Wednesday, 8 October 2014

Student Life Renderings

This was one of my favorite projects in terms of renderings. The project was a commercial building. I named it "Wind Chimes" as I proposed a large wind chime dangling in the main atrium. These are images of the front elevation. I really enjoyed exploring the camera angles. These two came out the way I wanted. The softwares used were 3D Studio Max and Photoshop.


I tried to explore some waxy form, inspired by some of Gaudi's work. Not that I even came close to the level of a single volume of his designs, I still tried to liquify then freeze the form, molding it like soft clay, translating it into a glass facade,  diverting from practicality, and proposing warped glass segments.



I think this camera angle gave a pretty bold look to the volumes, and an illusion of extra height.

Saturday, 4 October 2014

Let It Crumble...


Architecture is an index of society. We can gauge when a society reached its pinnacle and when it declined by studying architecture. Studying buildings, gives an in depth review of the mindset of people of an era. It tells what is valuable for them.
For a research project, I visited Noor Jahan’s Tomb complex frequently last year. I was required to document the structure in photographs. While photographing, I went through a four dimensional experience, that is hard to express in words. One prime dimension was the architectural appreciation of the structure, of course, but that is just a fraction of what my mind was going through.

Restored Elevation
A brief history of this old monument might be helpful here; the tomb was constructed on orders of Mughal Queen, Noor Jahan in her life. She died in 1645 and was buried here. The tomb was surrounded by a beautifully manicured garden. The tomb complex, that also includes Emperor Jahangir’s tomb, suffered at the collapse of Mughal Empire, when it was looted by Sikh invaders. It suffered further damage when used as a residence, first for the French officer to the Sikh ruler, Ranjit Singh and later by Sultan Muhammad Khan. Under British rule, the gardens suffered badly when a railway track was built by cutting Noor Jahan’s tomb from the rest of the garden.

 
Main Entrance




The question that irked my mind was of the motivation behind construction of such a personalized monument. Was the public at that time leading an ideal life? Were there no public issues to be taken care of? Was this the only best way to spend public money? What does the complex symbolize? Power of a single family? This bitterness in thoughts just boils when I compare these structures to not very different structures of today’s elite. Today’s palaces of the ruling elite can be directly traced back to these historic monuments of personalized glory. They have a quite traceable lineage to them and speak volumes of the ruling elites’ nonexistent concern for public interest. We have inherited all this, and are least concerned to change it. People of that era had left the rule in one family’s hands, thinking that the throne was a birth right of that family. Situation is not very different even today.

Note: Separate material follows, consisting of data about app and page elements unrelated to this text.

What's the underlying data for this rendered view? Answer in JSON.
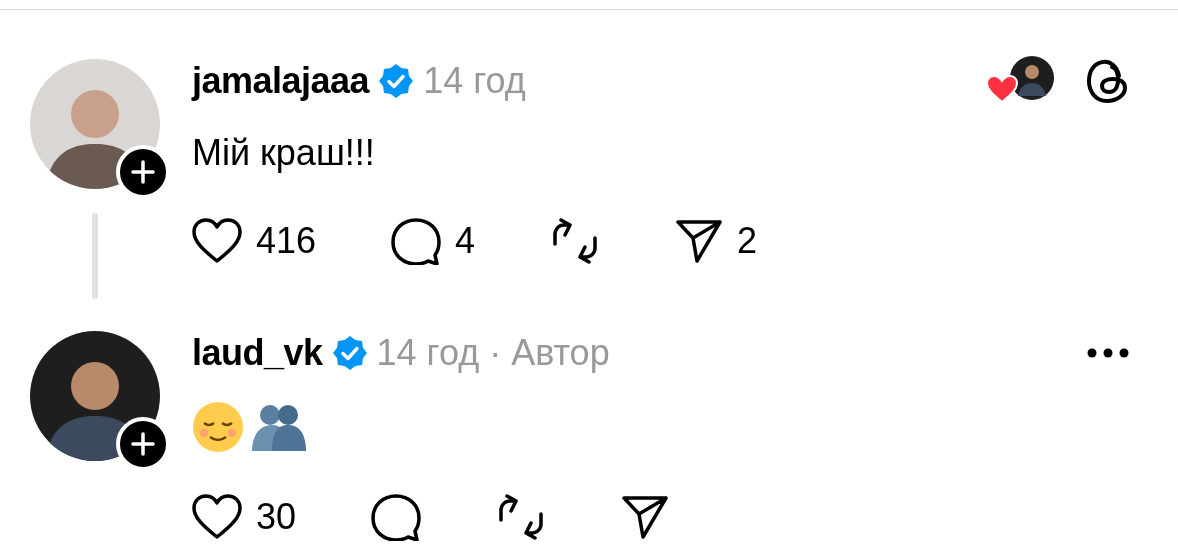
{
  "posts": [
    {
      "username": "jamalajaaa",
      "verified": true,
      "time": "14 год",
      "liked_by_author": true,
      "app_logo": true,
      "more_menu": false,
      "text": "Мій краш!!!",
      "thread_line": true,
      "actions": [
        {
          "kind": "like",
          "count": "416",
          "liked": false
        },
        {
          "kind": "reply",
          "count": "4"
        },
        {
          "kind": "repost"
        },
        {
          "kind": "share",
          "count": "2"
        }
      ]
    },
    {
      "username": "laud_vk",
      "verified": true,
      "time": "14 год",
      "author_tag": "· Автор",
      "liked_by_author": false,
      "app_logo": false,
      "more_menu": true,
      "emojis": [
        {
          "kind": "relieved"
        },
        {
          "kind": "hug"
        }
      ],
      "thread_line": false,
      "actions": [
        {
          "kind": "like",
          "count": "30",
          "liked": false
        },
        {
          "kind": "reply"
        },
        {
          "kind": "repost"
        },
        {
          "kind": "share"
        }
      ]
    }
  ]
}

Roof Top
 Trying to trace any public interest through architecture of that era, we come across a very few buildings, if any, that were directly intended for public use. We have ruins of palaces, remains of forts, tombs and mausoleums that were constructed to glorify individuals. Even the masjids were dedicated to the royals. Tombs and mausoleums were constructed to lay homage and respect to the favorites of the royals only.

Now, the point is, everyone loves his or her family, friends and pets. It is innate human nature to develop strong bonds, fall in love, grow profound fondness, affection, gratitude and a multitude of positive emotions. But that simply does not justify absurd amounts of public money being invested in building monumental structures just to satisfy a single person’s emotions, and that too by the sheer pressure of power.


Noor Jahan’s tomb was designed to create a sad aura. The aura still prevails. These famous Persian verses have rather turned into a curse.

For me, monumental structures built by public money, to express personal glory or grief are far shorter in stature than a mud house built by hand to settle one’s family and give them shelter.
If the tomb crumbles today under its own weight, let it crumble. It will not make much difference to the lives of people in general. It never really mattered anyway. Sabotage and collapse of a comparatively newer Zyarat Residence, far superior in importance didn’t even spark any suitable reaction. The homeless drug addicts dwelling in and around the dingy complex will find another shelter. In a country, where food and clean water don’t make their way to the priority list, conservation is an alien term. The railway line that crosses the garden, has served the public more than these tombs.